= Task =
Retype the data exactly, skipping any picture in it.

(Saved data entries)
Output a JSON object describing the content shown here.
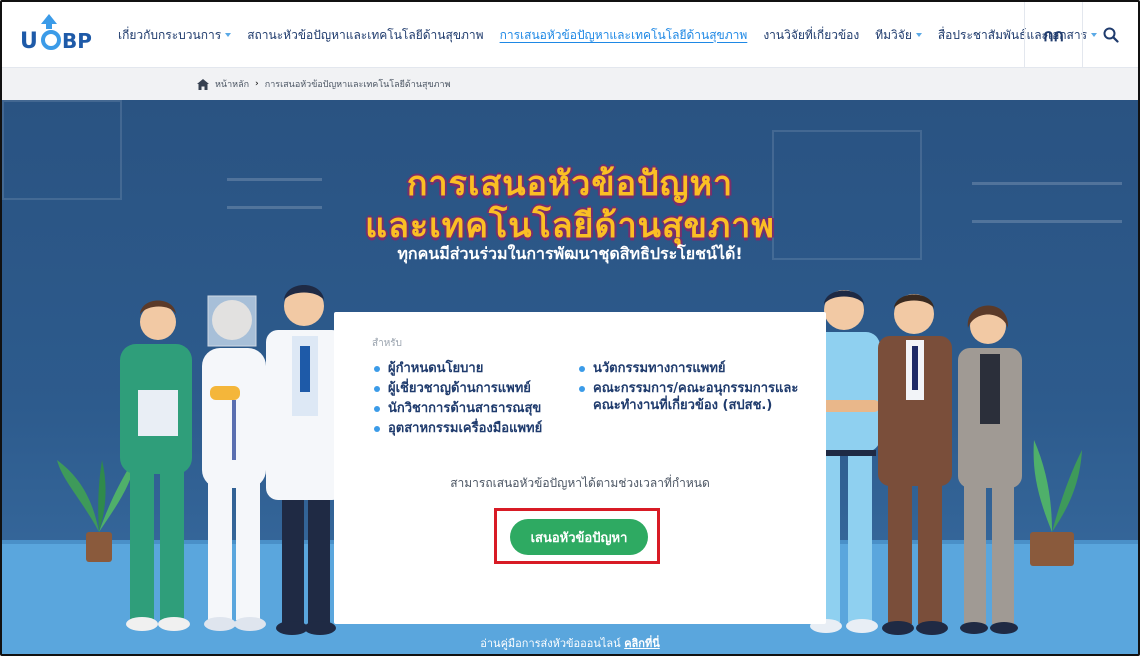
{
  "header": {
    "logo_text": "UCBP",
    "nav": [
      {
        "label": "เกี่ยวกับกระบวนการ",
        "dropdown": true,
        "active": false
      },
      {
        "label": "สถานะหัวข้อปัญหาและเทคโนโลยีด้านสุขภาพ",
        "dropdown": false,
        "active": false
      },
      {
        "label": "การเสนอหัวข้อปัญหาและเทคโนโลยีด้านสุขภาพ",
        "dropdown": false,
        "active": true
      },
      {
        "label": "งานวิจัยที่เกี่ยวข้อง",
        "dropdown": false,
        "active": false
      },
      {
        "label": "ทีมวิจัย",
        "dropdown": true,
        "active": false
      },
      {
        "label": "สื่อประชาสัมพันธ์และเอกสาร",
        "dropdown": true,
        "active": false
      }
    ],
    "lang_label": "กก",
    "search_icon": "search-icon"
  },
  "breadcrumb": {
    "home": "หน้าหลัก",
    "current": "การเสนอหัวข้อปัญหาและเทคโนโลยีด้านสุขภาพ"
  },
  "hero": {
    "title_line1": "การเสนอหัวข้อปัญหา",
    "title_line2": "และเทคโนโลยีด้านสุขภาพ",
    "subtitle": "ทุกคนมีส่วนร่วมในการพัฒนาชุดสิทธิประโยชน์ได้!",
    "colors": {
      "title": "#fbbf24",
      "title_outline": "#7a2e6b",
      "bg": "#2d5b8d",
      "floor": "#5aa6dd"
    }
  },
  "card": {
    "for_label": "สำหรับ",
    "left_items": [
      "ผู้กำหนดนโยบาย",
      "ผู้เชี่ยวชาญด้านการแพทย์",
      "นักวิชาการด้านสาธารณสุข",
      "อุตสาหกรรมเครื่องมือแพทย์"
    ],
    "right_items": [
      "นวัตกรรมทางการแพทย์",
      "คณะกรรมการ/คณะอนุกรรมการและคณะทำงานที่เกี่ยวข้อง (สปสช.)"
    ],
    "note": "สามารถเสนอหัวข้อปัญหาได้ตามช่วงเวลาที่กำหนด",
    "cta_label": "เสนอหัวข้อปัญหา",
    "cta_color": "#2eaa62",
    "highlight_color": "#d81b25"
  },
  "footer_guide": {
    "text": "อ่านคู่มือการส่งหัวข้อออนไลน์",
    "link": "คลิกที่นี่"
  }
}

= Task solution =
Output a JSON object describing the content shown here.
{
  "header": {
    "logo_text": "UCBP",
    "nav": [
      {
        "label": "เกี่ยวกับกระบวนการ",
        "dropdown": true,
        "active": false
      },
      {
        "label": "สถานะหัวข้อปัญหาและเทคโนโลยีด้านสุขภาพ",
        "dropdown": false,
        "active": false
      },
      {
        "label": "การเสนอหัวข้อปัญหาและเทคโนโลยีด้านสุขภาพ",
        "dropdown": false,
        "active": true
      },
      {
        "label": "งานวิจัยที่เกี่ยวข้อง",
        "dropdown": false,
        "active": false
      },
      {
        "label": "ทีมวิจัย",
        "dropdown": true,
        "active": false
      },
      {
        "label": "สื่อประชาสัมพันธ์และเอกสาร",
        "dropdown": true,
        "active": false
      }
    ],
    "lang_label": "กก",
    "search_icon": "search-icon"
  },
  "breadcrumb": {
    "home": "หน้าหลัก",
    "current": "การเสนอหัวข้อปัญหาและเทคโนโลยีด้านสุขภาพ"
  },
  "hero": {
    "title_line1": "การเสนอหัวข้อปัญหา",
    "title_line2": "และเทคโนโลยีด้านสุขภาพ",
    "subtitle": "ทุกคนมีส่วนร่วมในการพัฒนาชุดสิทธิประโยชน์ได้!",
    "colors": {
      "title": "#fbbf24",
      "title_outline": "#7a2e6b",
      "bg": "#2d5b8d",
      "floor": "#5aa6dd"
    }
  },
  "card": {
    "for_label": "สำหรับ",
    "left_items": [
      "ผู้กำหนดนโยบาย",
      "ผู้เชี่ยวชาญด้านการแพทย์",
      "นักวิชาการด้านสาธารณสุข",
      "อุตสาหกรรมเครื่องมือแพทย์"
    ],
    "right_items": [
      "นวัตกรรมทางการแพทย์",
      "คณะกรรมการ/คณะอนุกรรมการและคณะทำงานที่เกี่ยวข้อง (สปสช.)"
    ],
    "note": "สามารถเสนอหัวข้อปัญหาได้ตามช่วงเวลาที่กำหนด",
    "cta_label": "เสนอหัวข้อปัญหา",
    "cta_color": "#2eaa62",
    "highlight_color": "#d81b25"
  },
  "footer_guide": {
    "text": "อ่านคู่มือการส่งหัวข้อออนไลน์",
    "link": "คลิกที่นี่"
  }
}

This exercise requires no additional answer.